→ **Assignment**: Set every line of the listing down again, keeping it identical.

→ **Data records**:
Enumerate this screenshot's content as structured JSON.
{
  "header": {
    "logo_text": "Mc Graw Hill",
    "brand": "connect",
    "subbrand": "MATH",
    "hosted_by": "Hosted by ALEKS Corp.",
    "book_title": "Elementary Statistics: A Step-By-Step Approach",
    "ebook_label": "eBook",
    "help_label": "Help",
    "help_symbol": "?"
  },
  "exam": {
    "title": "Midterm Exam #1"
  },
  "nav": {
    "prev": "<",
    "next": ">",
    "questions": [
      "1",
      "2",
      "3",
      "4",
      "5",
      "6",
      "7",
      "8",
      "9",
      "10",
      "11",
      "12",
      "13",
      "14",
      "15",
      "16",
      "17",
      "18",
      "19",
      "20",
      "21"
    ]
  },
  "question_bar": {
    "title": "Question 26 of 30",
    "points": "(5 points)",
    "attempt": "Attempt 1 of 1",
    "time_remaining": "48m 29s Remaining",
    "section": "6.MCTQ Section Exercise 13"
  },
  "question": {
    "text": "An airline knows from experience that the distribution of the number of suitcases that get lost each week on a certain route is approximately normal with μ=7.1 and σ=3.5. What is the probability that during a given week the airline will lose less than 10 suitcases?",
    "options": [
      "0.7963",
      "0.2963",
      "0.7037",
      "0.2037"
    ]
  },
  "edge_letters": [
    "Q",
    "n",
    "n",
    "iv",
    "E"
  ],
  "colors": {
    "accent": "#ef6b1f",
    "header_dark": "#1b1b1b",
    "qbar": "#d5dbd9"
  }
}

→ **Answer to the problem**:
Enumerate this screenshot's content as structured JSON.
{
  "header": {
    "logo_text": "Mc Graw Hill",
    "brand": "connect",
    "subbrand": "MATH",
    "hosted_by": "Hosted by ALEKS Corp.",
    "book_title": "Elementary Statistics: A Step-By-Step Approach",
    "ebook_label": "eBook",
    "help_label": "Help",
    "help_symbol": "?"
  },
  "exam": {
    "title": "Midterm Exam #1"
  },
  "nav": {
    "prev": "<",
    "next": ">",
    "questions": [
      "1",
      "2",
      "3",
      "4",
      "5",
      "6",
      "7",
      "8",
      "9",
      "10",
      "11",
      "12",
      "13",
      "14",
      "15",
      "16",
      "17",
      "18",
      "19",
      "20",
      "21"
    ]
  },
  "question_bar": {
    "title": "Question 26 of 30",
    "points": "(5 points)",
    "attempt": "Attempt 1 of 1",
    "time_remaining": "48m 29s Remaining",
    "section": "6.MCTQ Section Exercise 13"
  },
  "question": {
    "text": "An airline knows from experience that the distribution of the number of suitcases that get lost each week on a certain route is approximately normal with μ=7.1 and σ=3.5. What is the probability that during a given week the airline will lose less than 10 suitcases?",
    "options": [
      "0.7963",
      "0.2963",
      "0.7037",
      "0.2037"
    ]
  },
  "edge_letters": [
    "Q",
    "n",
    "n",
    "iv",
    "E"
  ],
  "colors": {
    "accent": "#ef6b1f",
    "header_dark": "#1b1b1b",
    "qbar": "#d5dbd9"
  }
}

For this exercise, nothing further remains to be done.